        Strain it out if it bothers you, and next time don't buy unprocessed organic vinegar.

        1. re: Jeri L

          Thanks! I should have checked the website. If it's good for me, I'll use it! I'll probably strain it, though.

          1. re: Magnificat2005

            Pop it into leftover wine and make your own. Lots of info on internet..........

            (I know, who has leftover wine !?!)

            1. re: dockhl

              Just be sure to add red wine to a red wine mother. You can add white or other wine to it but it gets a kinda "muddy" taste. Keep adding red wine and letting it age and you'll develop your own house red wine vinegar! Oh and keep it in a dark place. Now go out and get an organic white wine vinegar and start another one! And umm, if you drink a lot of wine and have leftovers, you may have to get a couple of small barrels.... or small bottles and give it away.... it's sort of like those guppies you had as a kid- eventually you have gallon jars of guppies everywhere!

            2. re: Magnificat2005

              well feel free to send the mother to me!!!! Mine didn't get enough air or wine or something and the whole darned thing died off.....
              lucky you! free mother!

              1. re: jenn

                You know, now I appreciate that some special happened here!

            3. re: Jeri L

              I have had this happen in non-organic, regular old grocery store balsamic vinegar as well. It was on the old side and developed the floaty stuff on the bottom. It's definitely fine to use the vinegar.

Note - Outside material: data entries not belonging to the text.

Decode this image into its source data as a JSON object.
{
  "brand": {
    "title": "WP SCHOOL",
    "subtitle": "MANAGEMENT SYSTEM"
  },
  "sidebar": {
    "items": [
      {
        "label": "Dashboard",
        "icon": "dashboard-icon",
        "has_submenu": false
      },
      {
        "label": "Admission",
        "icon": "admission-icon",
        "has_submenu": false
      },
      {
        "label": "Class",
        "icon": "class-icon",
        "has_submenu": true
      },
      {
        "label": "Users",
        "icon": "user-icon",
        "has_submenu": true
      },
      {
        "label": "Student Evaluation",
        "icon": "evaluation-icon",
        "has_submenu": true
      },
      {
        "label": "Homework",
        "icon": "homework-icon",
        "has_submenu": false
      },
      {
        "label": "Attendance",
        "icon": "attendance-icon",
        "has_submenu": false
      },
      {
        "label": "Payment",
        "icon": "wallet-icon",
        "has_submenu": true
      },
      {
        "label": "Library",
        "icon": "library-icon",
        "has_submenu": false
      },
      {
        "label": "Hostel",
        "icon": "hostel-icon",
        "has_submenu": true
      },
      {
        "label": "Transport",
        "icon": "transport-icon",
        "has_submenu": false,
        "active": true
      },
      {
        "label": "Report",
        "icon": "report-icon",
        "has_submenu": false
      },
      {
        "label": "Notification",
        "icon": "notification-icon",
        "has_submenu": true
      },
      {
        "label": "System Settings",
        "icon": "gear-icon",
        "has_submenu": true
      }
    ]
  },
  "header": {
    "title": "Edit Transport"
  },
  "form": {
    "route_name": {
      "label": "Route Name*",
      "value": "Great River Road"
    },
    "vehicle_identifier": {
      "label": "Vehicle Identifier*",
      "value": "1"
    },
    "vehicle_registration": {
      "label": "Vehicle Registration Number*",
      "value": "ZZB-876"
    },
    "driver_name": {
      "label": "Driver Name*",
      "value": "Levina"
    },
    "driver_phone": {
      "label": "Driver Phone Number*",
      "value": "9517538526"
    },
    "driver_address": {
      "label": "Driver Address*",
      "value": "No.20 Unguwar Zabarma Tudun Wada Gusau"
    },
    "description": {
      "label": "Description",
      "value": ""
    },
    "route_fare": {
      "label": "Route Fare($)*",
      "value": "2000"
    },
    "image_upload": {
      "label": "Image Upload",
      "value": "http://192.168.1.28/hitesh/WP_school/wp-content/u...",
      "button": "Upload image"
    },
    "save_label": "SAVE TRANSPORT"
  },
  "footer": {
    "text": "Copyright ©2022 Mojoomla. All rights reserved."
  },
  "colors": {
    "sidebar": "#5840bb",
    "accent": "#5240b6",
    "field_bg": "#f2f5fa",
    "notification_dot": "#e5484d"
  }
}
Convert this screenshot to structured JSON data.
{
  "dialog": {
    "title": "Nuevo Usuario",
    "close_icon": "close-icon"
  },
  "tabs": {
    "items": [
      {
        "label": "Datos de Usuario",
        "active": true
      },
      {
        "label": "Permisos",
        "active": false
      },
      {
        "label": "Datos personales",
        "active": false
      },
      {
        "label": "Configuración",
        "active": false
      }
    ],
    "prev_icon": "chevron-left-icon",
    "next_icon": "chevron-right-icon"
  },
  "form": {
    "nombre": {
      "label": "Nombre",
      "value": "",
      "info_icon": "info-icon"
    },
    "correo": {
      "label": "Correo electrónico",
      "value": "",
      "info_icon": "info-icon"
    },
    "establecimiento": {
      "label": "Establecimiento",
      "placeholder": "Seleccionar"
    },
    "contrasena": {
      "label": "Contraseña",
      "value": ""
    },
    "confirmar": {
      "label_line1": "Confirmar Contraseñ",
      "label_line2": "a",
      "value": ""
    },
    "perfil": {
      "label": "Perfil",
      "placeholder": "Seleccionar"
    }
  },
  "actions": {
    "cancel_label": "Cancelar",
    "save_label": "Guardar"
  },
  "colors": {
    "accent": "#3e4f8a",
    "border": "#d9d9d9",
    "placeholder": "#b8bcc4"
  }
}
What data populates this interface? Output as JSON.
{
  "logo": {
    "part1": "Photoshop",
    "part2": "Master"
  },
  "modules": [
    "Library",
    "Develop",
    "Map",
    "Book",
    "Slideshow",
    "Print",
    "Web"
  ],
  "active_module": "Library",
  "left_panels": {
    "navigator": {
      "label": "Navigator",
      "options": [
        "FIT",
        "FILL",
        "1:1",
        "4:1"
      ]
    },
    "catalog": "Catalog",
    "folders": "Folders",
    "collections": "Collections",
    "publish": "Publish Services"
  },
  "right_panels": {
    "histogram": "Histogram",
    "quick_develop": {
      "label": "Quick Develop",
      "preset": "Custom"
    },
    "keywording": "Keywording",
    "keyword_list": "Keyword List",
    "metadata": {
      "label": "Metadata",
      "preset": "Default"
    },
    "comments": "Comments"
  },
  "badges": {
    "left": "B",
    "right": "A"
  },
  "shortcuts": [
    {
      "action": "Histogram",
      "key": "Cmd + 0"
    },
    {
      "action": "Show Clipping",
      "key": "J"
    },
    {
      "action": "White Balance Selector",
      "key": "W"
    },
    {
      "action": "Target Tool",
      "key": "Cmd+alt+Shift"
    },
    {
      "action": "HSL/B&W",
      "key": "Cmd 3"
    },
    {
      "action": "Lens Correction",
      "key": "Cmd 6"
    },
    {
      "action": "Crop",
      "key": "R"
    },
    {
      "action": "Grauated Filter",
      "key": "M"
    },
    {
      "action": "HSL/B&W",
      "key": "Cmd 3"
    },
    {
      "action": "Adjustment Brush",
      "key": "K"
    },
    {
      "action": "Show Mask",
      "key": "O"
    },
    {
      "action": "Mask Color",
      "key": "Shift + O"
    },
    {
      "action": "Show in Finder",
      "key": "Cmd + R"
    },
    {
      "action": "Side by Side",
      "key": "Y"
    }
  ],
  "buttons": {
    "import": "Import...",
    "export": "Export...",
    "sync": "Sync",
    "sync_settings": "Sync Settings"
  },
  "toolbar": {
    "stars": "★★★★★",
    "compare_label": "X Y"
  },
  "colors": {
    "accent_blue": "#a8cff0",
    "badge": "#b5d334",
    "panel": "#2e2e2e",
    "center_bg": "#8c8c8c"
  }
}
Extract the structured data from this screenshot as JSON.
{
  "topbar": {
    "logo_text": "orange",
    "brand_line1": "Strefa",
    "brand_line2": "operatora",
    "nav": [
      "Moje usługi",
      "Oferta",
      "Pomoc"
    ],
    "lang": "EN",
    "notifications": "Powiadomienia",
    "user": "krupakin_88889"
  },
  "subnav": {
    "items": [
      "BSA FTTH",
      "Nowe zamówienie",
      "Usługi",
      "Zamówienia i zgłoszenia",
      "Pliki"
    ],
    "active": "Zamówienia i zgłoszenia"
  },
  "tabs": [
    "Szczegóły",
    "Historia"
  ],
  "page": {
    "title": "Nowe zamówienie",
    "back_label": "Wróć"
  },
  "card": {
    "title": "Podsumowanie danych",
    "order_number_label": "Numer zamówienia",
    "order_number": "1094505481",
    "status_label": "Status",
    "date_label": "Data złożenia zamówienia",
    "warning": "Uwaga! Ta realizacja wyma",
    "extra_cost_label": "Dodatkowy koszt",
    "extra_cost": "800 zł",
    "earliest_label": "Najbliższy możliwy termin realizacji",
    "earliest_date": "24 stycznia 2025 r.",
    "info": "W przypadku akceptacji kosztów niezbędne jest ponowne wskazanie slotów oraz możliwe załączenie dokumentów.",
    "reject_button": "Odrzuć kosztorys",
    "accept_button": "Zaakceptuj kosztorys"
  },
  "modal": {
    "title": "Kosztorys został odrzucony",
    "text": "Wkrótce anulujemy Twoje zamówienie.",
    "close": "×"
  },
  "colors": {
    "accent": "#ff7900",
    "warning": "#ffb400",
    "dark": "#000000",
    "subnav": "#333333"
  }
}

It just looks weird!

            4. re: Magnificat2005

              It shows its real old-fashioned vinegar, rather than the industrially purified stuff more common in this age.